Likewise, households in oil-producing provinces will see a hit to their incomes as the fossil fuel industry declines. So wealthy Albertans invested and/or employed in the oilpatch will come off the worst.
A low-income energy-intensive Alberta family invested or employed in the oilpatch may well see a loss. A wealthy less energy-intensive Alberta family not invested or employed in the oilpatch may well come out ahead.

Any household can reduce its losses and even realize a net gain with rebate if it reduces its exposure to the fossil fuel industry. Precisely the purpose of carbon pricing.

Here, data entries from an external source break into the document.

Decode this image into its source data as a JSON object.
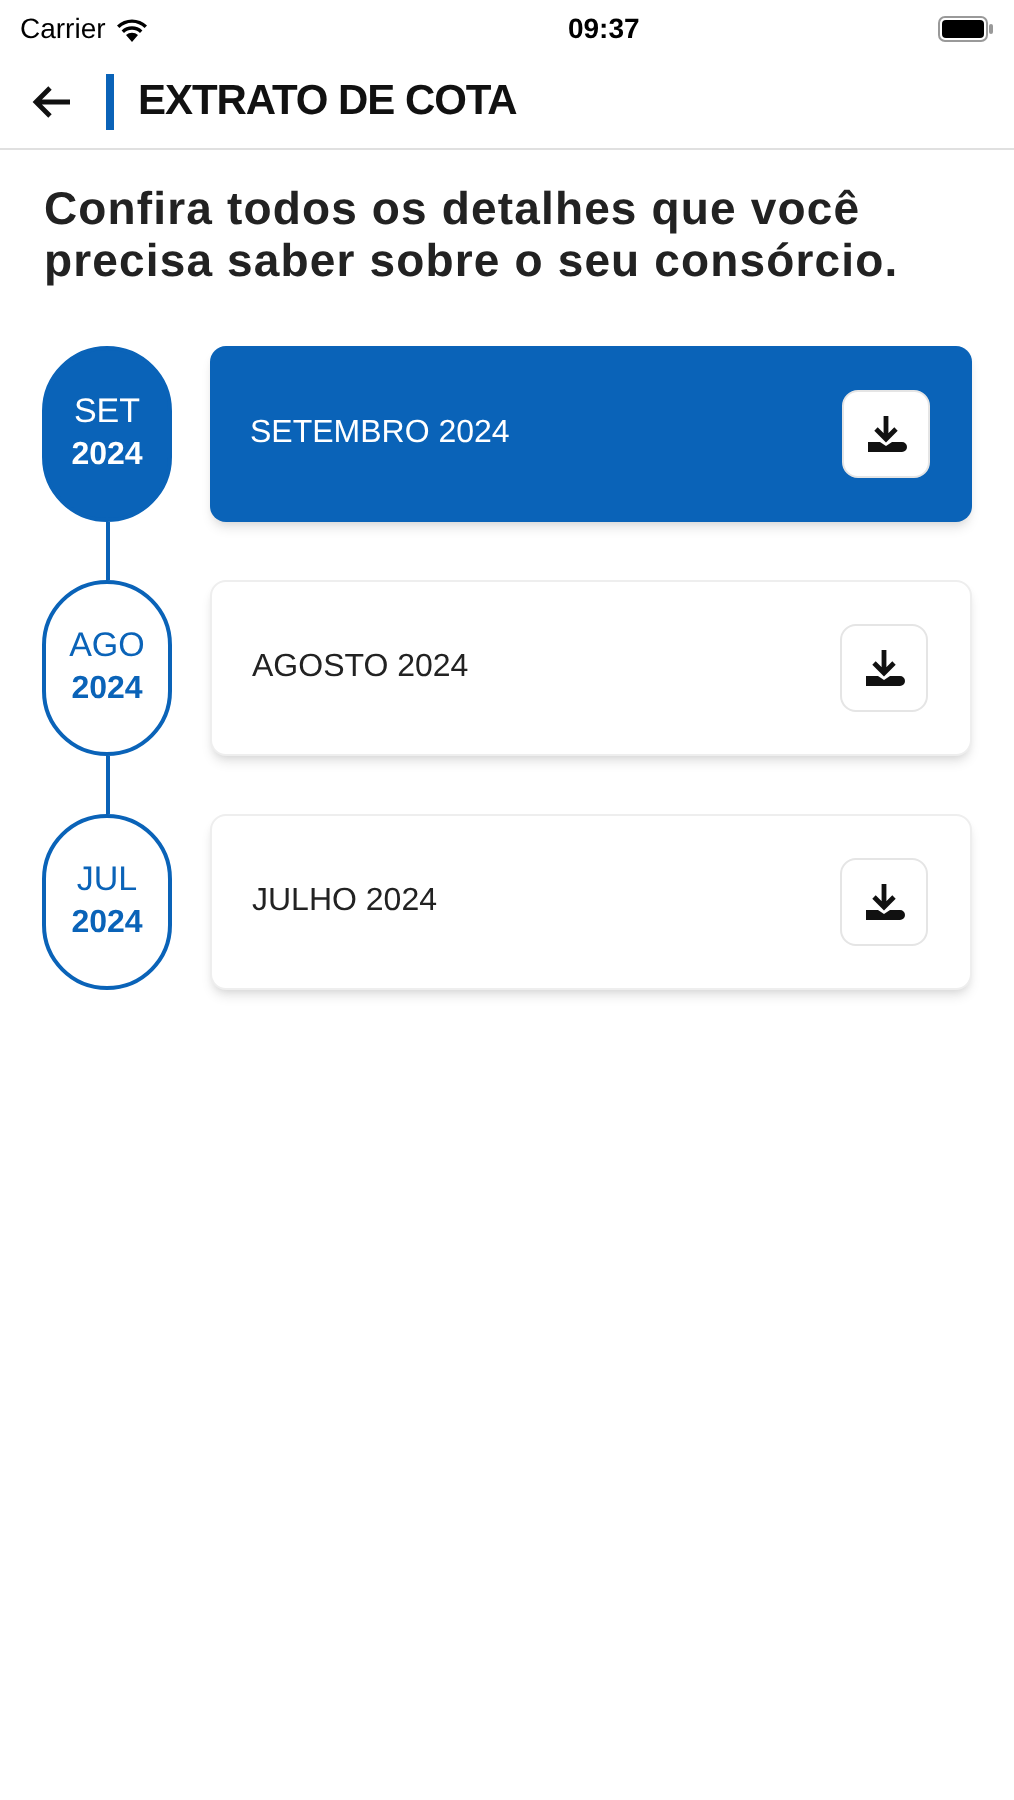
{
  "status_bar": {
    "carrier": "Carrier",
    "time": "09:37"
  },
  "header": {
    "title": "EXTRATO DE COTA"
  },
  "intro": "Confira todos os detalhes que você precisa saber sobre o seu consórcio.",
  "statements": [
    {
      "month": "SET",
      "year": "2024",
      "label": "SETEMBRO 2024",
      "selected": true
    },
    {
      "month": "AGO",
      "year": "2024",
      "label": "AGOSTO 2024",
      "selected": false
    },
    {
      "month": "JUL",
      "year": "2024",
      "label": "JULHO 2024",
      "selected": false
    }
  ]
}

So why is that very important context missing I wonder, not to even mention the overarching one of climate change?
There is far too much of this in the media, unnecessarily stoking political division just to keep the fight going for the ongoing lucrative public entertainment.
In TV programs or movies virtually all the drama is created unnecessarily by just such withholding of relevant information but in real life we disparage "too much information" as "melodrama."
Bring on the drama queens I say because if novelty is also a salient factor in being entertained, how about truth, the whole truth, and nothing but the truth for a change?

Households in the loest two income quintiles are struggling to keep a whole roof, one lightbulg on, and the pipes from freezing in winter.
No money for up-front costs of any weaning exercise.

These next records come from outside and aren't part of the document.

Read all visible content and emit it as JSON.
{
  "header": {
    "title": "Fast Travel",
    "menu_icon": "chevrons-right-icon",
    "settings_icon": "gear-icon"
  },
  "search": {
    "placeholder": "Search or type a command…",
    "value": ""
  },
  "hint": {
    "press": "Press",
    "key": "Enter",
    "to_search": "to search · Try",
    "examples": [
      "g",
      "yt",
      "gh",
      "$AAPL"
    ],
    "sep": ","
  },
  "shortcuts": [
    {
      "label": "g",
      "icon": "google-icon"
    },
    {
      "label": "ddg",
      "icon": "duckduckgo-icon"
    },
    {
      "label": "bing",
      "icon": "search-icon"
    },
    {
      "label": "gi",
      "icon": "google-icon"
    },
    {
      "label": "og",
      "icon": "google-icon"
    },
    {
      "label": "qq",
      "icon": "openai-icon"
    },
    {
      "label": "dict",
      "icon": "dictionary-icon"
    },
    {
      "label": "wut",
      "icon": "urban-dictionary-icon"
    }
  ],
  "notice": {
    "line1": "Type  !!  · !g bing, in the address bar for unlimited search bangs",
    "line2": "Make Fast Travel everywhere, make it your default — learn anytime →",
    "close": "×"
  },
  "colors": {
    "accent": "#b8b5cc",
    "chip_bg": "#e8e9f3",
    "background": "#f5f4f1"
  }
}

It is interesting to see that the federal minister has engaged in “hyperbole” while Ford gets off unscathed in this. Every time he speaks to the media (rarely) he is full of phrases such as “no one has done more for this or that” and he is never challenged. I am not an apologist for the federal government, but a little equal treatment would be welcomed. Why Ford keeps getting the benefit of the doubt, even from the Observer, is beyond me. Ford is a disaster for the environment, plain and simple.

I keep saying this but it continues to pertain: I agree with Bill Maher that we now urgently need a "bastard for progressivism."
More than one actually; we need a pack of them.

Kind of a silly article. Ford lies all the time about the Liberals and it seems to be politically useful to him. Pierre Poilievre and Danielle Smith almost seem to have a policy of never letting the truth pass their lips. So here you've got someone characterizing themselves as basically on the Liberals' side on this, clutching pearls about a Liberal uttering what might be construed as a mild exaggeration. What?!

It was in any case a completely true statement. Guilbeault didn't say Ford had never taken a single action that would help fight climate change. Guilbeault said Ford had NO PLAN to fight climate change. That is obviously exactly true; Ford's actions with respect to climate change in no way constitute any kind of plan, much less a plan to fight it. He's taken one or two random actions that have been positive, presumably because those were the lobbyists/cronies/bribe purveyors who had his ear that day. And he's taken other actions that have been very negative. And none of it amounts to any kind of overall framework or anything coherent at all. Guilbeault told the exact truth.

And I've noticed this general pattern--the Conservatives have completely shattered the rules of decent discourse. They spout lies and groundless abuse and wild, over the top accusations of heinous crimes and all the pundits still treat them like they can be considered responsible adults participating in a normal political process. But if someone else says something intemperate about the Conservatives--even if it's true--the old rules of politeness are suddenly back. It's nonsense.

None of this is to say that the Liberals can be trusted to tell the truth. They lie plenty, and about important stuff. They lie about climate change in major, fundamental ways. But they don't lie about the Conservatives much. If anything they go easy, because the media get shocked if they start actually telling the truth!

"Sunny ways," remember?
Call it the Canadian version of the UN Security Council, that has no way to expel Putin ... or even keep him from chairing the council this year.